Who proceedeth from the Father (John 15:26)
Who with the Father and the Son together is worshipped and glorified (Matthew 3:16-17)
The Holy Orthodox Church confesses the Holy Spirit as the True God, the Third Person (Hypostasis) of the Holy, Consubstantial, Life-Giving and Indivisible Trinity. The Church confirmed her hope and faith in the Holy Spirit as God in the definition of the Second Ecumenical Council (Constantinople, 381), which was convened to condemn, among other things, the heresy of Macedonius who denied the divinity of the Holy Spirit. This definition entered into the Creed as the eighth article.
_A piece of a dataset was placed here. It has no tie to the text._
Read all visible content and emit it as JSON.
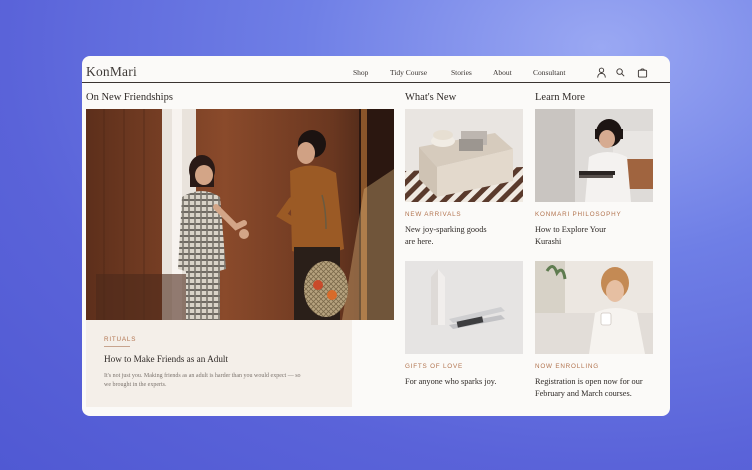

Holy Scripture testifies to the Holy Spirit while speaking of the very beginning of Creation: The earth was without form and void, and darkness was upon the face of the deep; and the Spirit of God was moving over the face of the waters (Gen. 1:2). Further in Holy Scripture the Holy Spirit is mentioned frequently, disclosing His divine attributes. The Holy Spirit is the True God (Acts 5:3-4). He is glorified equally with the Father and the Son (Matt. 28:19), He is All-Knowing (John 14:26; 1 Cor. 2:10-11), Everywhere-Present (Rom. 8:9), Eternal (John 14:6), and Omnipotent (1 Cor.12:7-11). Creative activity is inherent in Him (Gen. 1:2; Ps. 32:6; Job 33:4), He regenerates souls, cleanses men of their sins and sanctifies them (John 3:5-6; 1 Cor. 6:11), and is the world’s Providence (Ps. 104:30). The Creed calls the Holy Spirit the Giver of Life, because through His activity man becomes a partaker in life eternal in God.
The distinctive property of the Third Person of the Trinity the Holy Spirit is that He proceeds from God the Father, Who, according to St. Maximus the Confessor, confers His one nature upon the Son and upon the Holy Spirit alike, in Whom it remains one and undivided, not distributed, while being differently conferred; for the procession of the Holy Spirit from the Father is not identical with the generation of the Son by the same Father. The procession of the Holy Spirit from the Father is eternal and comprises the Spirit’s personal property, belonging to Him alone as the Third Person of the Trinity.
The Orthodox Church has always preserved and will continue to preserve unaltered the Undivided Church’s teaching on the Holy Spirit’s personal property the eternal procession of the Spirit from the Father the definition of the Second Ecumenical Council and the teaching of the Church Fathers in the spirit and power of Holy Scripture. She preserves untouched the formulation of the Creed as set out by the first two Ecumenical Councils. The Fathers of the following Ecumenical Councils forbade any alterations in the Creed through addition or deduction of any new words.
As Holy Scripture teaches, the Father creates everything by the Son in the Holy Spirit.
According to St. Cyril of Alexandria,
it is the Father Who acts, but by the Son in the Spirit; the Son also acts, but as the power of the Father, inasmuch as He is from Him and in Him according to His own Person. The Spirit also acts, for He is the All-Powerful Spirit of the Father and of the Son.
The Holy Spirit participated with the Father and the Son in the creation of the world, for by the word of the Lord were the heavens made; and all the host of them by the breath of His mouth (Ps. 33:6), and of man (Gen. 1:26-27) .The Holy Spirit bore witness of Himself through the Prophets and the chosen men of God, proclaimed the Lord’s Truth and Will to God’s people, and disclosed the coming Messiah in the prototypes: No prophecy ever came by the impulse of man, but men, moved by the Holy Spirit, spoke from God (2 Pet. 1:21).
The action of the Holy Spirit never ceased in the world, but it was only with the coming of Christ the Savior into the world that the fullness of God’s saving grace was made accessible to men. And from His fullness have we all received, grace upon grace (John 1:16).
The Holy Spirit was revealed to the world in a special way on the day of the founding of Christ’s Church Pentecost when He descended upon the Holy Apostles in the form of tongues of fire (Acts 2). From that charismatic moment to the present the Holy Spirit abides in the Church as Christ Himself bears witness: And I will pray the Father, and He will give you another Comforter, to be with you forever, even the Spirit of Truth (John 14:16).
Everything in the Church is filled with the Holy Spirit. The action of His grace abides in every sacrament of the Church and extends to all forms of divine service. In the Holy Eucharist, the supreme sanctifying moment in the Church’s daily liturgical service, the prayers and rites are linked, above all, with the invocation of the Holy Spirit. The Church prays that through Holy Communion we may commune with the Holy Spirit; that we, having partaken of the Holy Gifts, may bear the living Christ in our hearts and be temples of the Holy Spirit.